A number of systems – mainly in Western countries – have achieved rapid development, including through deregulation. However, the complete delegation of responsibility for the laws of the market economy has also led to the systemic challenges we are seeing now. We have already talked about this topic in detail many times and will talk about it another time as well, its unfolding is beyond the scope of this article. This time we would like to convey the main idea of the Georgian case.
In particular, based on the goal of resilience and security of our country, a complete emphasis on military and political ties or alliances alone is correct but insufficient. Stability and external risk management based on predictability and internal security are largely based on an understandable and acceptable agreement between the state and citizens on political and business processes in the internal life of the country.
The following conditions should be ensured for the viability and reliability of this agreement – both in writing and in operation – as well as for the sense of citizenship of one’s country:
(a) Social capital of institutions and institutional governance, i.e. trust in them;
(b) Equal access to economic resources and opportunities;
(c) Striking the right balance between capital on the one hand and the development of the state and society on the other; The advancement of capital is the most important prerequisite for a rich and self-sufficient country, although it is in the interest of capital itself to make consistent, systematic and inclusive progress on a national scale;
(d) The provision of quality services by the state;
(e) The realisation of real rather than illusory meritocracy in politics and governance;
(f) The existence of at least several political and business centres competing within a framework of law and publicity which prevents the “capture” of all power by one particular group or individual;
(g) The availability and use of information and other technologies for the inclusive development of the country as an “obstacle” to retreat.
We consider the implementation of these and other possible conditions in real life, their establishment as a rule and their transmission from generation to generation as a state, political and social heritage, as a practical mechanism for strengthening internal Georgian, and thus national security to a greater or lesser extent.

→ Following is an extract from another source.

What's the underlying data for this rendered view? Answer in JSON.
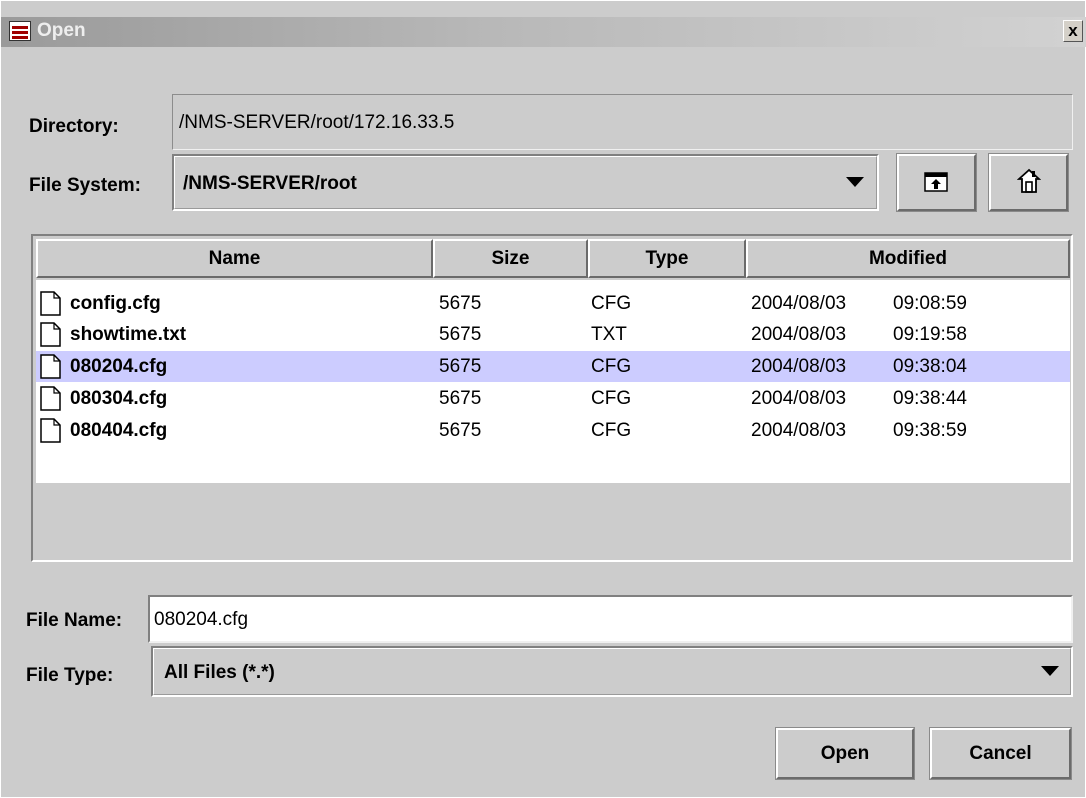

In addition to the above, the combination of these conditions contributes to the already mentioned “democratization from within” of a process and to a better awareness of different actors, which also creates an opportunity for a more orderly and consistent defense of national stability and national and state interests in the external arena – without internal fluctuations, radical polarization and crossing of “red lines”.

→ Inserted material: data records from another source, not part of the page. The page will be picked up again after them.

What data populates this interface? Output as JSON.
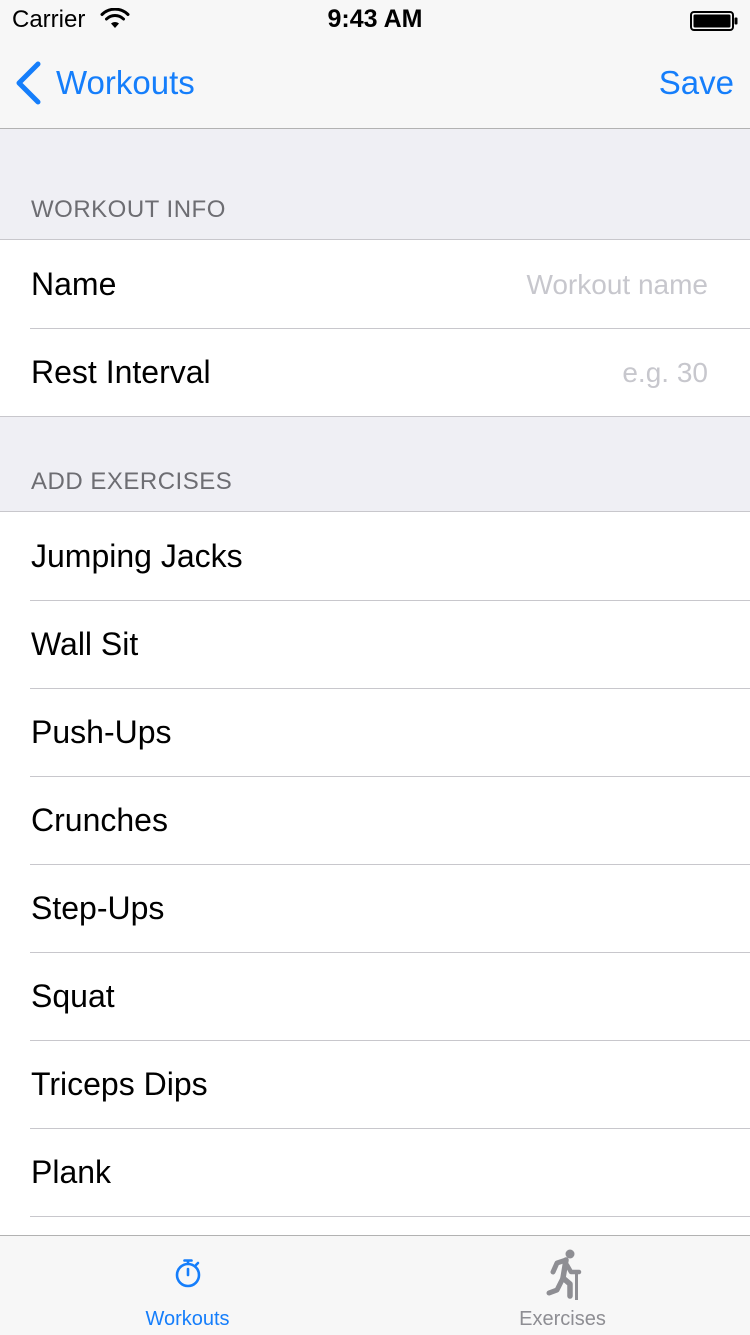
{
  "status_bar": {
    "carrier": "Carrier",
    "time": "9:43 AM"
  },
  "nav": {
    "back_label": "Workouts",
    "save_label": "Save"
  },
  "accent_color": "#157efb",
  "workout_info": {
    "header": "WORKOUT INFO",
    "name_label": "Name",
    "name_placeholder": "Workout name",
    "name_value": "",
    "rest_label": "Rest Interval",
    "rest_placeholder": "e.g. 30",
    "rest_value": ""
  },
  "add_exercises": {
    "header": "ADD EXERCISES",
    "items": [
      "Jumping Jacks",
      "Wall Sit",
      "Push-Ups",
      "Crunches",
      "Step-Ups",
      "Squat",
      "Triceps Dips",
      "Plank"
    ]
  },
  "tab_bar": {
    "tabs": [
      {
        "label": "Workouts",
        "icon": "stopwatch-icon",
        "selected": true
      },
      {
        "label": "Exercises",
        "icon": "running-person-icon",
        "selected": false
      }
    ]
  }
}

Otherwise, the national security system will be so saturated with vulnerable areas that the aggravation of the problem of even one of them may be contagious to the rest and lead to the disintegration of the entire system, which will diminish the country’s sovereignty and increase harmful influences from outside and within, moreover: at such times, there is an illusory notion that concentration of power is better, especially for effectively overcoming external and internal challenges. In fact, the opposite consequence of this notion is the slide of the concentration of power towards authoritarianism and the dangerous transformation of the country into a so-called “besieged fortress”, which further multiplies and aggravates the risks of national security. For such a situation, we do not have enough resources for self-sufficiency and, most importantly, we do not have the will determined by our own historical past and present.
It has been said and written about many times…

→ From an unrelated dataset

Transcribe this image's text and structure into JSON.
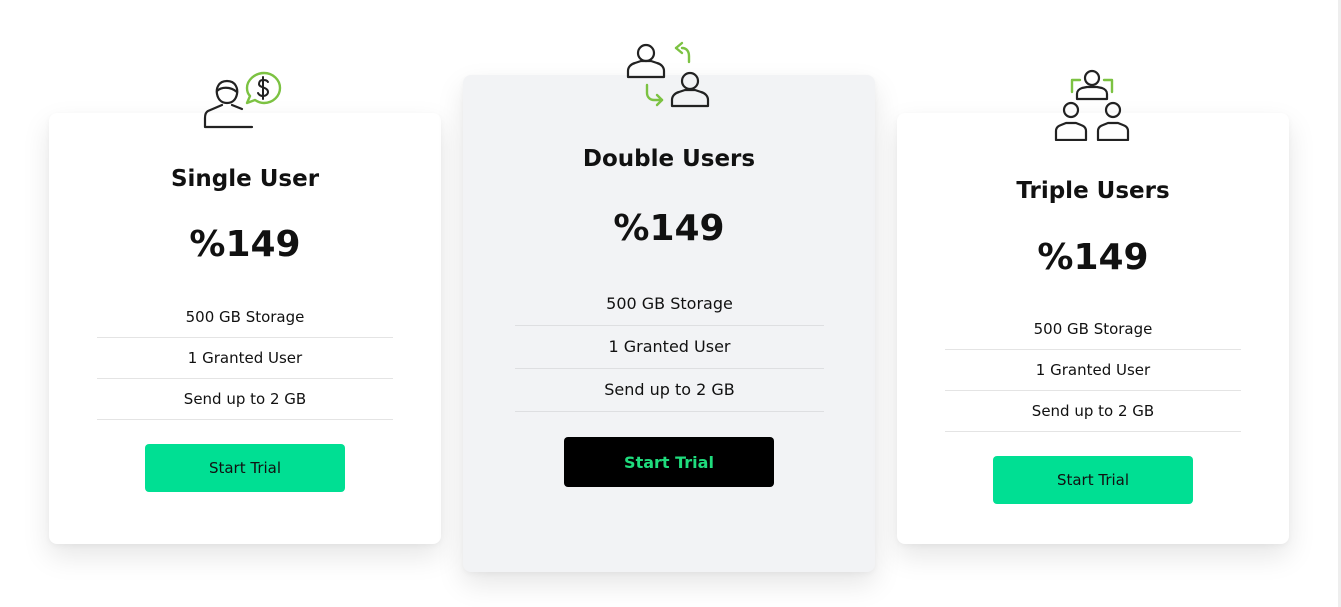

… that security in the modern sense is more than armor and bullets. From the point of view of the present and future of the Georgian state, a correct and acceptable balance between the institutions of the state and the citizens is also necessary. Only on such balancing of relations, mutual control and mutual participation does the load-bearing wall of our own security and competitive development hold. It is also a practical way to manage today’s risks and minimize future threats where possible. Now is the time to be bolder in taking more responsibility.